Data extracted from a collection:
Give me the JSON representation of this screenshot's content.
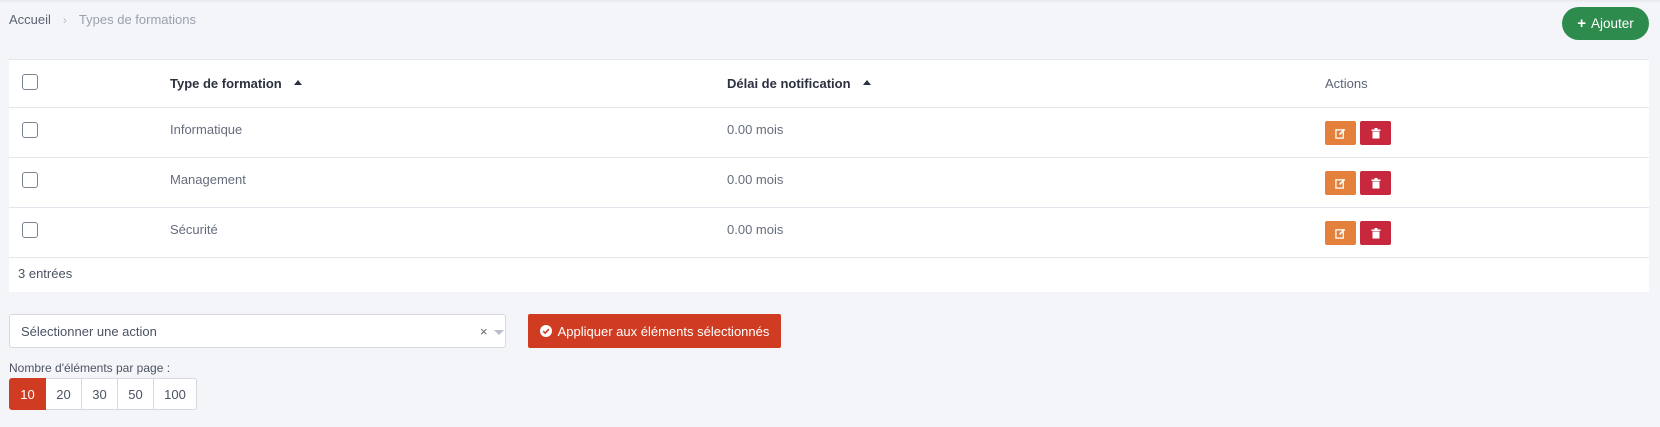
{
  "breadcrumb": {
    "home": "Accueil",
    "separator": "›",
    "current": "Types de formations"
  },
  "toolbar": {
    "add_icon": "+",
    "add_label": "Ajouter"
  },
  "table": {
    "columns": {
      "type": "Type de formation",
      "delay": "Délai de notification",
      "actions": "Actions"
    },
    "rows": [
      {
        "type": "Informatique",
        "delay": "0.00 mois"
      },
      {
        "type": "Management",
        "delay": "0.00 mois"
      },
      {
        "type": "Sécurité",
        "delay": "0.00 mois"
      }
    ],
    "count": "3 entrées"
  },
  "bulk": {
    "placeholder": "Sélectionner une action",
    "clear": "×",
    "apply_label": "Appliquer aux éléments sélectionnés"
  },
  "pagination": {
    "label": "Nombre d'éléments par page :",
    "options": [
      "10",
      "20",
      "30",
      "50",
      "100"
    ],
    "active": "10"
  },
  "colors": {
    "add": "#2e8b4e",
    "edit": "#e3813c",
    "delete": "#c7283d",
    "apply": "#cf3c22"
  },
  "icons": {
    "edit": "edit-icon",
    "delete": "trash-icon",
    "apply": "check-circle-icon"
  }
}
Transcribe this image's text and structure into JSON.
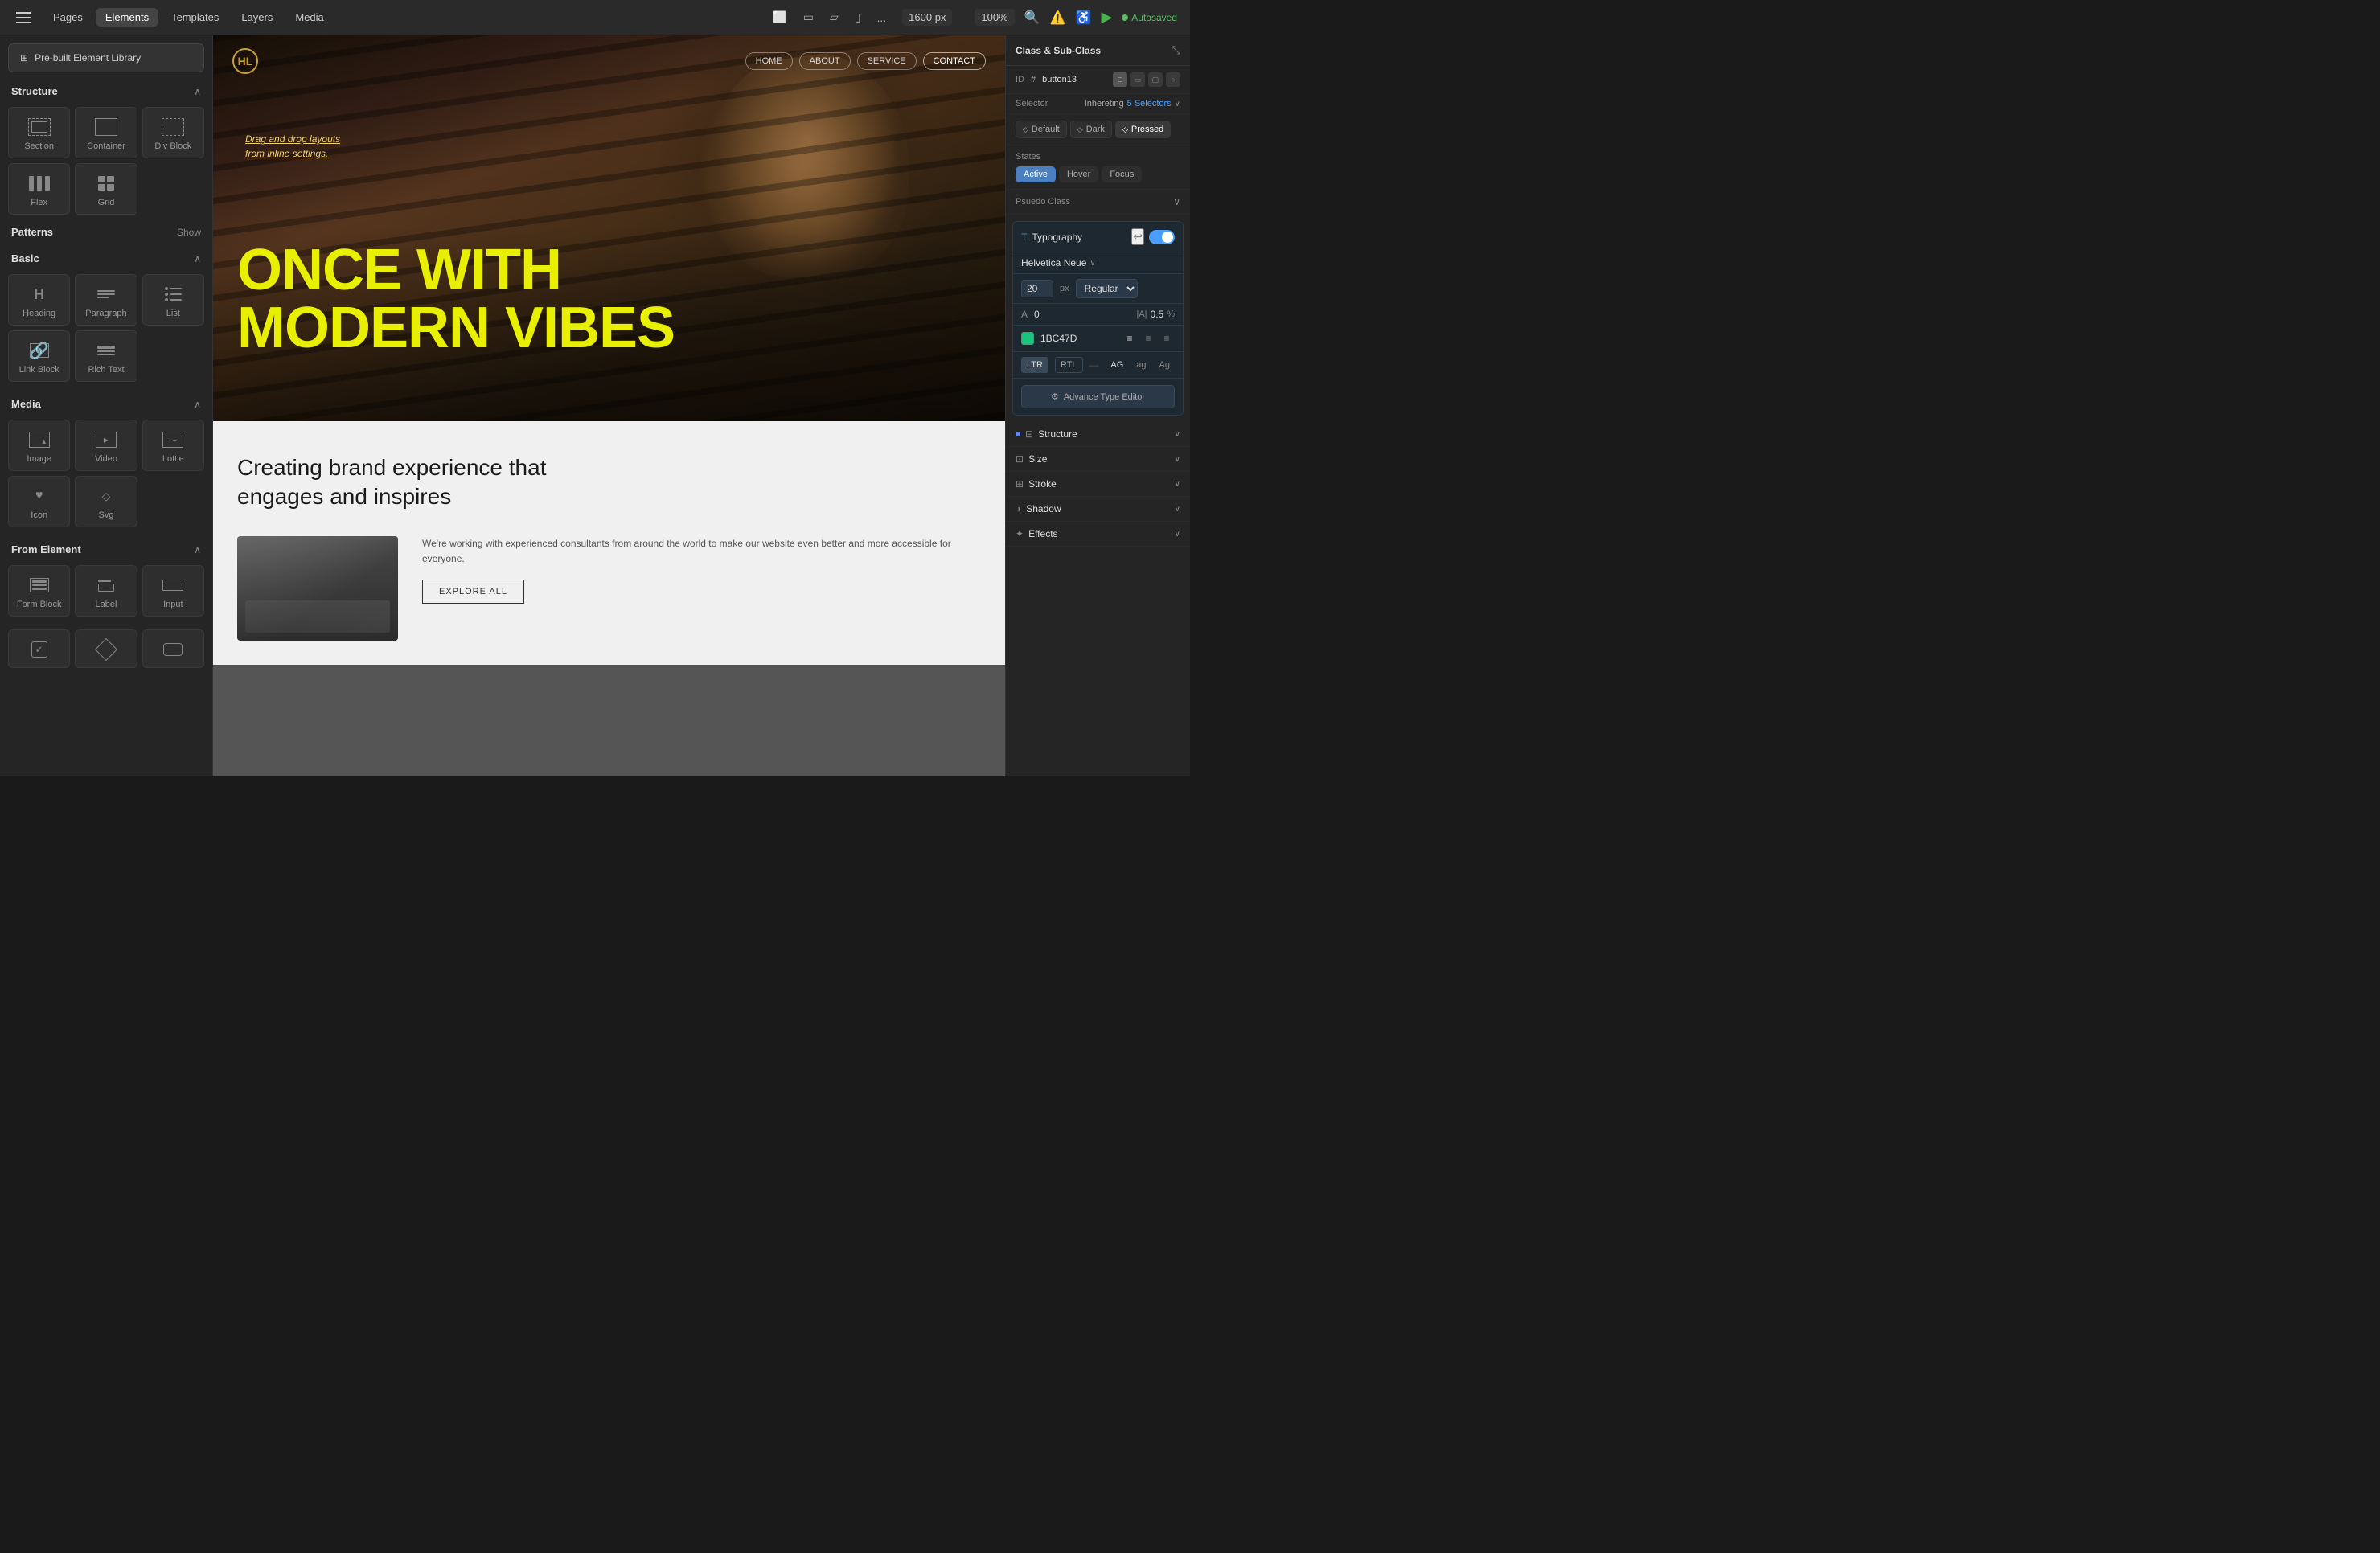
{
  "topBar": {
    "hamburger": "menu",
    "navItems": [
      {
        "label": "Pages",
        "active": false
      },
      {
        "label": "Elements",
        "active": true
      },
      {
        "label": "Templates",
        "active": false
      },
      {
        "label": "Layers",
        "active": false
      },
      {
        "label": "Media",
        "active": false
      }
    ],
    "viewportSize": "1600 px",
    "zoomLevel": "100%",
    "moreLabel": "...",
    "autosaved": "Autosaved"
  },
  "leftPanel": {
    "libraryBtn": "Pre-built Element Library",
    "sections": {
      "structure": {
        "title": "Structure",
        "elements": [
          {
            "label": "Section",
            "icon": "section"
          },
          {
            "label": "Container",
            "icon": "container"
          },
          {
            "label": "Div Block",
            "icon": "div-block"
          },
          {
            "label": "Flex",
            "icon": "flex"
          },
          {
            "label": "Grid",
            "icon": "grid"
          }
        ],
        "patternsLabel": "Patterns",
        "showLabel": "Show"
      },
      "basic": {
        "title": "Basic",
        "elements": [
          {
            "label": "Heading",
            "icon": "heading"
          },
          {
            "label": "Paragraph",
            "icon": "paragraph"
          },
          {
            "label": "List",
            "icon": "list"
          },
          {
            "label": "Link Block",
            "icon": "link-block"
          },
          {
            "label": "Rich Text",
            "icon": "rich-text"
          }
        ]
      },
      "media": {
        "title": "Media",
        "elements": [
          {
            "label": "Image",
            "icon": "image"
          },
          {
            "label": "Video",
            "icon": "video"
          },
          {
            "label": "Lottie",
            "icon": "lottie"
          },
          {
            "label": "Icon",
            "icon": "icon"
          },
          {
            "label": "Svg",
            "icon": "svg"
          }
        ]
      },
      "fromElement": {
        "title": "From Element",
        "elements": [
          {
            "label": "Form Block",
            "icon": "form"
          },
          {
            "label": "Label",
            "icon": "label"
          },
          {
            "label": "Input",
            "icon": "input"
          }
        ],
        "bottomIcons": [
          {
            "label": "checkbox",
            "icon": "checkbox"
          },
          {
            "label": "diamond",
            "icon": "diamond-shape"
          },
          {
            "label": "rounded",
            "icon": "rounded-rect"
          }
        ]
      }
    }
  },
  "canvas": {
    "website": {
      "nav": {
        "logoText": "HL",
        "links": [
          "HOME",
          "ABOUT",
          "SERVICE",
          "CONTACT"
        ]
      },
      "hero": {
        "dragDropText": "Drag and drop layouts\nfrom inline settings.",
        "headline": "ONCE WITH\nMODERN VIBES"
      },
      "tagline": "Creating brand experience that engages and inspires",
      "description": "We're working with experienced consultants from around the world to make our website even better and more accessible for everyone.",
      "exploreBtn": "EXPLORE ALL"
    }
  },
  "rightPanel": {
    "title": "Class & Sub-Class",
    "id": {
      "label": "ID",
      "hash": "#",
      "value": "button13"
    },
    "selector": {
      "label": "Selector",
      "inhereting": "Inhereting",
      "selectorsCount": "5 Selectors"
    },
    "classButtons": [
      {
        "label": "Default",
        "active": false,
        "icon": "◇"
      },
      {
        "label": "Dark",
        "active": false,
        "icon": "◇"
      },
      {
        "label": "Pressed",
        "active": true,
        "icon": "◇"
      }
    ],
    "states": {
      "label": "States",
      "buttons": [
        {
          "label": "Active",
          "active": true
        },
        {
          "label": "Hover",
          "active": false
        },
        {
          "label": "Focus",
          "active": false
        }
      ]
    },
    "pseudoClass": "Psuedo Class",
    "typography": {
      "title": "Typography",
      "fontFamily": "Helvetica Neue",
      "fontSize": "20",
      "fontUnit": "px",
      "fontWeight": "Regular",
      "letterSpacing": "0",
      "wordSpacing": "0.5",
      "wordSpacingUnit": "%",
      "colorHex": "1BC47D",
      "alignment": [
        "left",
        "center",
        "right"
      ],
      "direction": {
        "ltr": "LTR",
        "rtl": "RTL"
      },
      "caseOptions": [
        "AG",
        "ag",
        "Ag"
      ],
      "advanceTypeBtn": "Advance Type Editor"
    },
    "structureSections": [
      {
        "label": "Structure",
        "icon": "structure"
      },
      {
        "label": "Size",
        "icon": "size"
      },
      {
        "label": "Stroke",
        "icon": "stroke"
      },
      {
        "label": "Shadow",
        "icon": "shadow"
      },
      {
        "label": "Effects",
        "icon": "effects"
      }
    ]
  }
}
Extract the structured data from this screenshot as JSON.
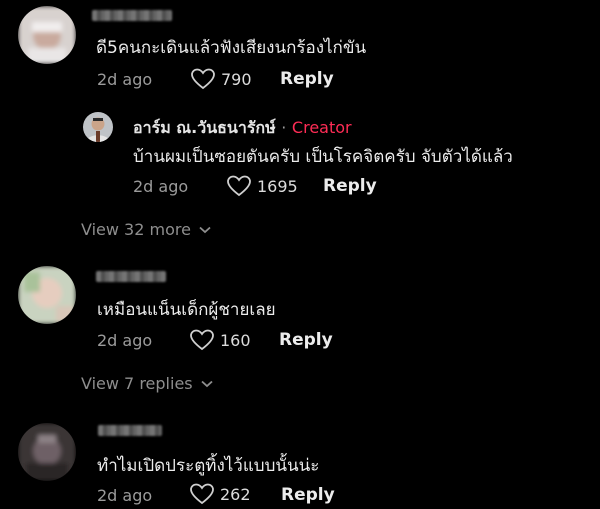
{
  "comments": [
    {
      "text": "ดี5คนกะเดินแล้วฟังเสียงนกร้องไก่ขัน",
      "time": "2d ago",
      "likes": "790",
      "reply_label": "Reply",
      "reply": {
        "author": "อาร์ม ณ.วันธนารักษ์",
        "separator": "·",
        "badge": "Creator",
        "text": "บ้านผมเป็นซอยตันครับ เป็นโรคจิตครับ จับตัวได้แล้ว",
        "time": "2d ago",
        "likes": "1695",
        "reply_label": "Reply"
      },
      "view_more": "View 32 more"
    },
    {
      "text": "เหมือนแน็นเด็กผู้ชายเลย",
      "time": "2d ago",
      "likes": "160",
      "reply_label": "Reply",
      "view_more": "View 7 replies"
    },
    {
      "text": "ทำไมเปิดประตูทิ้งไว้แบบนั้นน่ะ",
      "time": "2d ago",
      "likes": "262",
      "reply_label": "Reply"
    }
  ],
  "colors": {
    "background": "#000000",
    "creator": "#fe2c55",
    "meta": "#9b9b9b"
  },
  "icons": {
    "like": "heart-outline-icon",
    "expand": "chevron-down-icon"
  }
}
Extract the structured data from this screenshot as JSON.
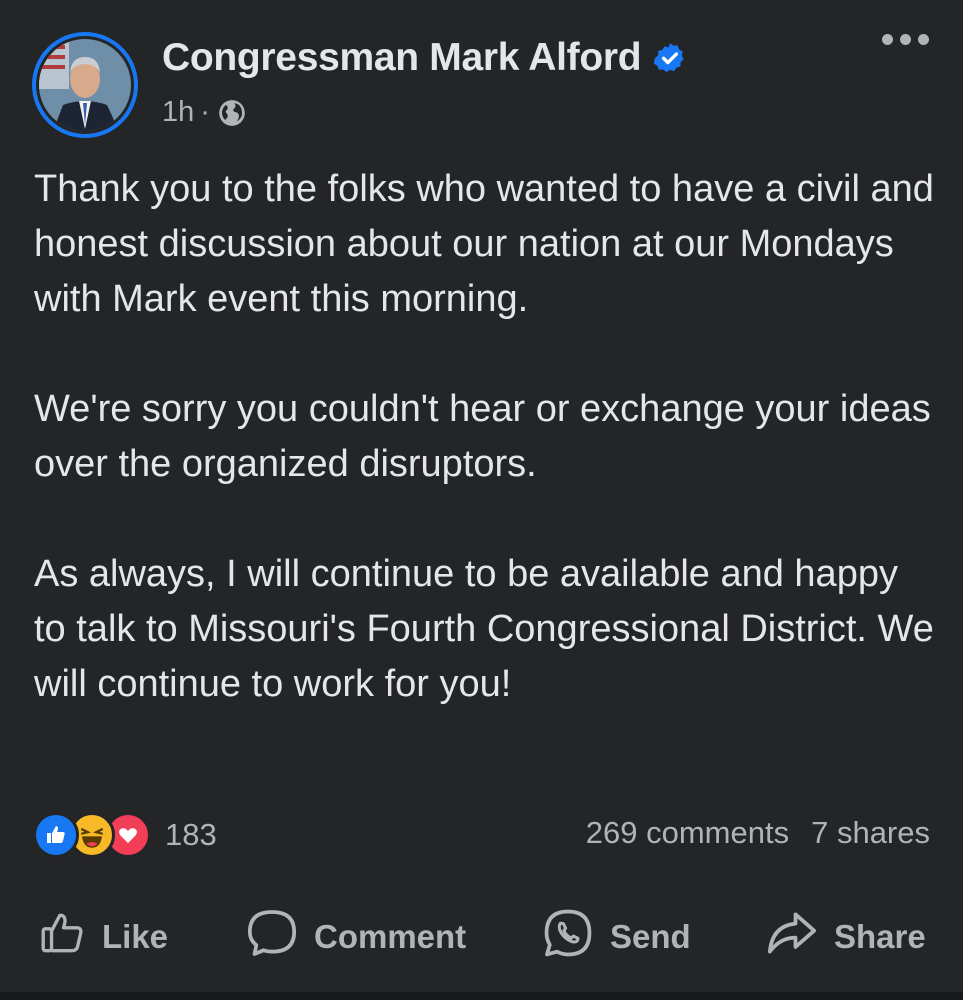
{
  "post": {
    "author": "Congressman Mark Alford",
    "verified": true,
    "time": "1h",
    "separator": "·",
    "audience_icon": "globe-icon",
    "more_icon": "more-options-icon",
    "paragraphs": [
      "Thank you to the folks who wanted to have a civil and honest discussion about our nation at our Mondays with Mark event this morning.",
      "We're sorry you couldn't hear or exchange your ideas over the organized disruptors.",
      "As always, I will continue to be available and happy to talk to Missouri's Fourth Congressional District. We will continue to work for you!"
    ]
  },
  "engagement": {
    "reaction_icons": [
      "like-reaction-icon",
      "haha-reaction-icon",
      "love-reaction-icon"
    ],
    "reaction_count": "183",
    "comments": "269 comments",
    "shares": "7 shares"
  },
  "actions": {
    "like": "Like",
    "comment": "Comment",
    "send": "Send",
    "share": "Share"
  },
  "colors": {
    "background": "#242526",
    "text_primary": "#e4e6eb",
    "text_secondary": "#b0b3b8",
    "accent": "#1877f2",
    "like": "#1877f2",
    "haha": "#f7b928",
    "love": "#f33e58"
  }
}
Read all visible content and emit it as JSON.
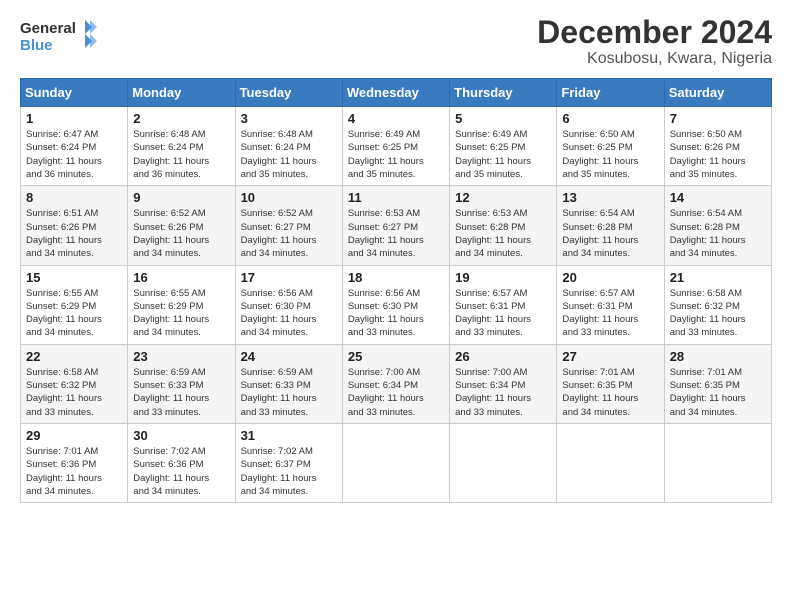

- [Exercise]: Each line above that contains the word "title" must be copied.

- [Answer section]:
        "title": "Structure",
        "title": "Basic",
        "title": "Media",
        "title": "From Element",
    "title": "Class & Sub-Class",
      "title": "Typography",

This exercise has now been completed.